The decision by Chancellor Gerhard Schroeder to cancel his Italian holiday because of offensive comments by an Italian junior minister will not help Mr Berlusconi's plans to make a splash during the EU presidency.
By Frances Kennedy
But it may have one positive side-effect.
It will deflect attention from a seething crisis among his coalition government.
Tourism Minister Stefano Stefani dismissed Germans as belching unintelligent drunkards in an abrasive editorial in the Northern League newspaper La Padania.
Berlusconi was shocked at repercussions to his original "Nazi" jibe
While several Italian cabinet ministers criticised the remarks, there was no official government condemnation and no suggestion that Mr Stefani should resign.
An opinion poll showed that 49% of Italians said Mr Schroeder was right to cancel his holiday.
Had they been asked whether Mr Stefani should resign, the response would almost certainly have been a landslide Yes.
Despite an enviable parliamentary majority, the Italian Government is looking more wobbly than it has since it was voted in two years ago.
The undisputed and irreplaceable leader is still media tycoon Silvio Berlusconi, but his capacity to keep the disparate members satisfied is waning.
Mr Berlusconi first tried to restore harmony to his fractious coalition last week with a document outlining a review of policy.
However, one of the key elements - a "control room" on economic policy to be headed by deputy Prime Minister Gianfranco Fini - is already in deep trouble.
The first meeting yesterday was cancelled. "Change tack or we'll end up on the rocks" was the ultimatum from Northern League leader Umberto Bossi on Wednesday night, and for the first time his threats to pull out of the coalition are being taken seriously.
Those close to Berlusconi say that, while he was unable to manage an unequivocal apology for his Nazi jibe against a German MEP, he was shocked by the repercussions
It was the League's withdrawal that toppled Mr Berlusconi's 1994 government after just seven months.
For Pierluigi Castagnetti of the centrist Daisy party, the Stefani case is a metaphor of the crisis of the coalition.
"A head of government incapable of ridding himself within 24 minutes of a junior minister who causes huge damage to tourism and to the economy, is incapable of any decision," he says.
The recent controversial immunity bill, which provides for the freezing of trials against the five most senior state officials until the end of their mandate, is a double-edged sword, according to political scientist Franco Pavoncello of the John Cabont University in Rome.
Stefani's comments have angered many Italians
"By using their overwhelming majority in parliament, his allies have allowed him to get off the hook," he says.
Yet the law also makes him vulnerable and his partners are playing on that.
They know that calling a snap election before Christmas is not an option as, if he failed to be re-elected, his suspended trial would restart.
So where does all this leave Mr Berlusconi with his European partners?
Those close to him say that, while he was unable to manage an unequivocal apology for his Nazi jibe against a German MEP, he was shocked by the repercussions.
Minders will be keeping off-the-cuff speaking opportunities to a minimum and speech writers will be insisting the prime minister sticks to the text.
The most crucial factor in the bickering is public finances and the desperate search for funds to cover overspending and lower-than-predicted growth.
More verbal fireworks from the Northern League are a certainty.
Preserving Italy's image as a responsible and committed EU partner is of little interest to the Northern League, whose long term aims include a separate Northern Italian state.
Analysts point out that Mr Berlusconi is a figurehead, but hundreds of diplomats and counsellors have been hard at work for months, if not years, to lay the foundations of Italy's presidency.
The trigger for the coalition's crisis was a poor showing in key local elections.
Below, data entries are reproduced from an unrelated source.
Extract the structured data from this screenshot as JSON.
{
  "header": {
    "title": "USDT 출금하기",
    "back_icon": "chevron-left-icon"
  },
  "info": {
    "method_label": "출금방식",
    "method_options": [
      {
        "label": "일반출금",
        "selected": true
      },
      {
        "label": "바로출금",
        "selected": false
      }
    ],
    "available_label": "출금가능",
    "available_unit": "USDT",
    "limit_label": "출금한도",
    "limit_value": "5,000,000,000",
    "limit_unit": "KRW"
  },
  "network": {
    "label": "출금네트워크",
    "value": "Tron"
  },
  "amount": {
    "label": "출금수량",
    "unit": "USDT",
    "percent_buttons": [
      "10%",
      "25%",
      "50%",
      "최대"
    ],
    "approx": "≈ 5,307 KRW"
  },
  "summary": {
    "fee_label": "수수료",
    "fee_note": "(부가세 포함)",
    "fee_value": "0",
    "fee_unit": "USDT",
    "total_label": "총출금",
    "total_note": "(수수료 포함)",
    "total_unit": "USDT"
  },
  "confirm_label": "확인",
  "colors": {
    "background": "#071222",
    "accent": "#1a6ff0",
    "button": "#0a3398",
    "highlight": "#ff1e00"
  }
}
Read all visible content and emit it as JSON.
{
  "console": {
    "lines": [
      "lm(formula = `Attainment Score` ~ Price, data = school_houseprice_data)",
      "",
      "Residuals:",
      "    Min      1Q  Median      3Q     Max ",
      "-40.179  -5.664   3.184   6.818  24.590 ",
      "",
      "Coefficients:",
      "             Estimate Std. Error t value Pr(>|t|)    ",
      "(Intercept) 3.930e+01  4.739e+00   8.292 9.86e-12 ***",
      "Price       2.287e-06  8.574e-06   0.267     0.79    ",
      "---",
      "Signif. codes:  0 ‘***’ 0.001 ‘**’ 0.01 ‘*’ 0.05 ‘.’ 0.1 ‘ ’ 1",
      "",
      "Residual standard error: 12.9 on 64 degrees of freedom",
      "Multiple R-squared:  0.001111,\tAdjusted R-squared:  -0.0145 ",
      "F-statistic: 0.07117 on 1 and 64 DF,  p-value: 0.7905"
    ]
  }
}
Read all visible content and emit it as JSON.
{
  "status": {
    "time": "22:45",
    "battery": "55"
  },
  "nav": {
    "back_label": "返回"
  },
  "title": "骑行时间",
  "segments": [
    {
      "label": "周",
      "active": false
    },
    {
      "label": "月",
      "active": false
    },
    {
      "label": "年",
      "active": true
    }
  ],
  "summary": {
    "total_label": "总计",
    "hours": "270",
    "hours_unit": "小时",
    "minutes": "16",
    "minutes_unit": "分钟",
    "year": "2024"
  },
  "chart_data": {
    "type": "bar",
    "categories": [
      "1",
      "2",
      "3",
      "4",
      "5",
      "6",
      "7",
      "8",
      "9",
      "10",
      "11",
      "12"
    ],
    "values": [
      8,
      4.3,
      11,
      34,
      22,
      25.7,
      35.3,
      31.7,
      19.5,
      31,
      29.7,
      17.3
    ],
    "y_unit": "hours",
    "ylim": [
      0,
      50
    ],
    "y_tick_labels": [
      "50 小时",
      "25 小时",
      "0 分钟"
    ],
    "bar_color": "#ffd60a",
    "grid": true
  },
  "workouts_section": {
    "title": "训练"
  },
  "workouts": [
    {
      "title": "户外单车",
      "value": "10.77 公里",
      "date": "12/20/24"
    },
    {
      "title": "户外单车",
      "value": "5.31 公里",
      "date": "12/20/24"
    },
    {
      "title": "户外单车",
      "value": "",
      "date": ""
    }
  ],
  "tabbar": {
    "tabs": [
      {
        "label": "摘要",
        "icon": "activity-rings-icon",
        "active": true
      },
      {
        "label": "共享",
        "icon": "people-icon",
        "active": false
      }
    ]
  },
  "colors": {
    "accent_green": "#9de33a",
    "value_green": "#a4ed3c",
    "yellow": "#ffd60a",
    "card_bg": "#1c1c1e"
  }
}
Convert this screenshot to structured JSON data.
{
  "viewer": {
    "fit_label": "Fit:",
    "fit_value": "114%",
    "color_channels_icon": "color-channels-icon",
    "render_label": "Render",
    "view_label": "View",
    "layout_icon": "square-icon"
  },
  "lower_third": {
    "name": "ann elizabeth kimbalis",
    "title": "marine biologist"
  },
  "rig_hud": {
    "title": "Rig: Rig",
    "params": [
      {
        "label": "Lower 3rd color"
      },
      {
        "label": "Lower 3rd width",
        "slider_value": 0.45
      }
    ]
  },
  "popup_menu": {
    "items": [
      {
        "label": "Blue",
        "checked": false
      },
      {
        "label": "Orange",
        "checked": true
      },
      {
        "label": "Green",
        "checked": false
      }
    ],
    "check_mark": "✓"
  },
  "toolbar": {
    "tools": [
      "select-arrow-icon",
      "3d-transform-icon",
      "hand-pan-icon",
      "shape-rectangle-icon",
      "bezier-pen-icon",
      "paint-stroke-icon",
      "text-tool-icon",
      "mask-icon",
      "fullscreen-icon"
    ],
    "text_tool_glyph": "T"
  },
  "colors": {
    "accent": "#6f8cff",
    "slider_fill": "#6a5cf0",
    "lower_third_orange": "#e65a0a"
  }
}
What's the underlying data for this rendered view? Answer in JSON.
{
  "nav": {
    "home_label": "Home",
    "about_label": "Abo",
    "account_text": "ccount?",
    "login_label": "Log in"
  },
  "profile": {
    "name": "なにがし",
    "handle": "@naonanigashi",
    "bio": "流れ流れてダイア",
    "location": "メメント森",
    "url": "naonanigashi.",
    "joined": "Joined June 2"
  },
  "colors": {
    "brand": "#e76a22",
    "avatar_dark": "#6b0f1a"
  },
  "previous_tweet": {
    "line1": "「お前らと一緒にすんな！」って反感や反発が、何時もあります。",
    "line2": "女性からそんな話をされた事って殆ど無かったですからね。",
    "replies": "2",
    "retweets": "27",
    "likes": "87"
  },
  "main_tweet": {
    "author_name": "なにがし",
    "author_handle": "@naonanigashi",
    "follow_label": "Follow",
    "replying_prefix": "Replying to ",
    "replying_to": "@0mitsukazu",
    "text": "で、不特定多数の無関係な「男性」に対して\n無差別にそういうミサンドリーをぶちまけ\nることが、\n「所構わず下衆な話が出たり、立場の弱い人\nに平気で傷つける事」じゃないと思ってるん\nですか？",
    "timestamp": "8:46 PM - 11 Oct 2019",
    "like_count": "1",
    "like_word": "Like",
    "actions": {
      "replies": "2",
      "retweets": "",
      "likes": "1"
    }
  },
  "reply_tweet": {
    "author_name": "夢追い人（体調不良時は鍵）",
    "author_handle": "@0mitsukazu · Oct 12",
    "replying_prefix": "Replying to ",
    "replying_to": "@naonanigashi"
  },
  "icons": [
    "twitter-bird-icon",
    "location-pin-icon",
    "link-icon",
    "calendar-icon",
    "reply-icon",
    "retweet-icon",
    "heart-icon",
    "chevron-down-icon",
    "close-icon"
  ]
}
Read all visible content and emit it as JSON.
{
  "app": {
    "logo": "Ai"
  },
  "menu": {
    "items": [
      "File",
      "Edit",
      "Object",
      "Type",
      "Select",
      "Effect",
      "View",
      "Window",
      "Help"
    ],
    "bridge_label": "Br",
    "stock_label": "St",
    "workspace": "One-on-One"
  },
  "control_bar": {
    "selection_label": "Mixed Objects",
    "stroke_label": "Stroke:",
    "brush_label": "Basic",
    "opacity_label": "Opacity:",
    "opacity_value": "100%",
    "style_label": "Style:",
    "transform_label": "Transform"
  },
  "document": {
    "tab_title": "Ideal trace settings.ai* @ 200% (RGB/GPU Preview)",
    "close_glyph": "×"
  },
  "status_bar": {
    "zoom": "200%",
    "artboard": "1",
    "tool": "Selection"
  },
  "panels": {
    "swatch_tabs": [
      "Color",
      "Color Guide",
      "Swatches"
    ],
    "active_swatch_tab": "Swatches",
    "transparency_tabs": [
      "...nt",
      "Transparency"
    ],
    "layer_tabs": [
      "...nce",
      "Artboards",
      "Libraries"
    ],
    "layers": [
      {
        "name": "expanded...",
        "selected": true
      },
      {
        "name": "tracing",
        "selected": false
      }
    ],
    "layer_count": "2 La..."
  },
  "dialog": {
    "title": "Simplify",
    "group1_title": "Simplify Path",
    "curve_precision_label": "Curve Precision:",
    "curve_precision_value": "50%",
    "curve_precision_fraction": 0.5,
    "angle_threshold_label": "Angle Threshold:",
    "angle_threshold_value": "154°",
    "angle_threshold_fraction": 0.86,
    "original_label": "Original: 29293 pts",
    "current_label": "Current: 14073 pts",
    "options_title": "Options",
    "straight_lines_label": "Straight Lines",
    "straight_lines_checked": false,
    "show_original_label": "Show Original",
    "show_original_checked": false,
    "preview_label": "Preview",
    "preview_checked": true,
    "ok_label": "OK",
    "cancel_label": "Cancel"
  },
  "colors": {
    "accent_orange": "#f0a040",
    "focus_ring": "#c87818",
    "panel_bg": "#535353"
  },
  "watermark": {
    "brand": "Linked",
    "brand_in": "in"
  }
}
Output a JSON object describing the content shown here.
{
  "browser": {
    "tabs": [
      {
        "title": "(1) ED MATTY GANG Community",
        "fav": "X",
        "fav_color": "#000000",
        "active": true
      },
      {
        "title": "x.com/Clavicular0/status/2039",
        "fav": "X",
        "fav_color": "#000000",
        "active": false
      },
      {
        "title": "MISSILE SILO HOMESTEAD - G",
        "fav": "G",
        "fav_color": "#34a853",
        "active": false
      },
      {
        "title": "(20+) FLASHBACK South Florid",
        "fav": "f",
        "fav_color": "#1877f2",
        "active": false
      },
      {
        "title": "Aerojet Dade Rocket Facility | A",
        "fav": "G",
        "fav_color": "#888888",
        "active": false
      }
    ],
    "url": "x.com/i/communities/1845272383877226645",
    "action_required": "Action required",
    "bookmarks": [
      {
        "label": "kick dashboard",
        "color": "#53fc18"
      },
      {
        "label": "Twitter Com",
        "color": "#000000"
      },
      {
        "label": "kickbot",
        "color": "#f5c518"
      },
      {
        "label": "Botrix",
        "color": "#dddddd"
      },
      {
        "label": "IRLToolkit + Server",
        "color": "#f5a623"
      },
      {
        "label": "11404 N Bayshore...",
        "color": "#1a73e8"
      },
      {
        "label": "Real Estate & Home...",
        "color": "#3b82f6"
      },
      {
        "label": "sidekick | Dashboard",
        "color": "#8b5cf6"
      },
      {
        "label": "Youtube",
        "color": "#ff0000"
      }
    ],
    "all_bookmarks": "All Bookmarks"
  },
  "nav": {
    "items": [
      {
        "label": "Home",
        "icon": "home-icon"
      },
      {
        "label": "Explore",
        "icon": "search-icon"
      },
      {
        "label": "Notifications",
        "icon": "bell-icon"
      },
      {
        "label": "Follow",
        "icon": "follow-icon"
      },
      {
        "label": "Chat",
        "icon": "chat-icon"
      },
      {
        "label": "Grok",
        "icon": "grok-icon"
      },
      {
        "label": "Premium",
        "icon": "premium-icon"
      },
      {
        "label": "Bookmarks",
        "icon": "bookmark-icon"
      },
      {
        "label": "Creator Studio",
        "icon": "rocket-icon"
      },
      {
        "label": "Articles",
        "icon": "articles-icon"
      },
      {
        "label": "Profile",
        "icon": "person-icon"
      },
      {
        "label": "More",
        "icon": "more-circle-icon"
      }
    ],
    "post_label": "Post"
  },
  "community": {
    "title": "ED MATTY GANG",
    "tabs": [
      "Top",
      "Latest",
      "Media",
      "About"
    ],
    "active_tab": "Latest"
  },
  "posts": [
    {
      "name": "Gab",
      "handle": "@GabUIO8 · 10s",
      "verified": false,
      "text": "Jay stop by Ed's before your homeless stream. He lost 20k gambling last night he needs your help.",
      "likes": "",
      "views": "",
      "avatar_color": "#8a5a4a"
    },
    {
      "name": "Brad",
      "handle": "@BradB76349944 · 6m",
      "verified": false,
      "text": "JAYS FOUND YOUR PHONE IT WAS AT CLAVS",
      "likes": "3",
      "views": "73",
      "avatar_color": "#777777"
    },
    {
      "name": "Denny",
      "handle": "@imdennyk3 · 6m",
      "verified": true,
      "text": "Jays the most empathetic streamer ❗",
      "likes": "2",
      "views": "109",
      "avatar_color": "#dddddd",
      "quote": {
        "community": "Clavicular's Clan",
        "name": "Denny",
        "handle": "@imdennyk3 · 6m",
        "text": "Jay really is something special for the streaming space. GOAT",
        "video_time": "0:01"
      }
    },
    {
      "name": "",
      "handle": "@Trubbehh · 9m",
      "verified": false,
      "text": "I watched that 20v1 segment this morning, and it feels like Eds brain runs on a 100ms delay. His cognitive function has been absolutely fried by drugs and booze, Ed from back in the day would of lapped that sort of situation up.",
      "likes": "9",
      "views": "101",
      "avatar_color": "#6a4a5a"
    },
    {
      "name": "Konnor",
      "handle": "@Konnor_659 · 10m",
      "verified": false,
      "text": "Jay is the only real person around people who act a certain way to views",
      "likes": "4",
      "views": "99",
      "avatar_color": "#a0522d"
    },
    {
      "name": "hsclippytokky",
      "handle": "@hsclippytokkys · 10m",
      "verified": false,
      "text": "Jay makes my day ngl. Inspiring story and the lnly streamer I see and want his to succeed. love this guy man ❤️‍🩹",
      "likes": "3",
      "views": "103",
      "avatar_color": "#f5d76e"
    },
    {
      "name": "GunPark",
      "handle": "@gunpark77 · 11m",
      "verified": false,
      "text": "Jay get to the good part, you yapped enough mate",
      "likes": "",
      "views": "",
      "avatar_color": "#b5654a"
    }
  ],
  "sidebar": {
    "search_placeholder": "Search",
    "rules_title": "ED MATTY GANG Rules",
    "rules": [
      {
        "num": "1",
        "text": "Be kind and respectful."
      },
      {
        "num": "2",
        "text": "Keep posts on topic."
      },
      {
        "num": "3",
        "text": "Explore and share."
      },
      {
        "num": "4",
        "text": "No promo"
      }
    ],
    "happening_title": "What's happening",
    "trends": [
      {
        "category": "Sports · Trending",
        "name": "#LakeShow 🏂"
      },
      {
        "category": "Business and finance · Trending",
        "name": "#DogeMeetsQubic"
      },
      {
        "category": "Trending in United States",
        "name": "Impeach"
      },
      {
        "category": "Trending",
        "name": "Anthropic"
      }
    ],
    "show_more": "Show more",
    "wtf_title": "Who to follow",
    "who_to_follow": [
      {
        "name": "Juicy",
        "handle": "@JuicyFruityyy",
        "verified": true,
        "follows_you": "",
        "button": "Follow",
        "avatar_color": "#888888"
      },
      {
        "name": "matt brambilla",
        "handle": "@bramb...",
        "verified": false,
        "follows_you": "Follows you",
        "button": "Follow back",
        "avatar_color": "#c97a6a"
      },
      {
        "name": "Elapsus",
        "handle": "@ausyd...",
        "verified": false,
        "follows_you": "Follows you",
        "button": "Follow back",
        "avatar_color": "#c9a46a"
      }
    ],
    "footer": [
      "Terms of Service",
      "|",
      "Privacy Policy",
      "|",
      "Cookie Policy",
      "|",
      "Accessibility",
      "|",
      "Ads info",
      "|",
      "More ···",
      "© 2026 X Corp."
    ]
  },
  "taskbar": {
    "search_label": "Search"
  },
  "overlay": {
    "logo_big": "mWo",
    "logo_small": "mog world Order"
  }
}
The National Alliance blames the Northern League's anti-Rome propaganda for its strategic loss in the capital.
The problems have been exacerbated by the immigration crisis; cracks emerged as the Northern League called for the use of cannons to turn back refugee boats and the more moderate parties stressed the need for respect for human life along with strict laws.
However, the most crucial factor in the bickering is public finances and the desperate search for funds to cover overspending and lower-than-predicted growth.
Suggestions of re-touching Italy's generous state pension scheme have met vocal opposition from the League and National Alliance.
"Pensions are just one factor in the stalemate; the problem is that there is no guiding hand to patch up the rifts because Berlusconi no longer seems to exercise a leadership role," wrote political columnist Francesco Verderami in Corriere della Sera.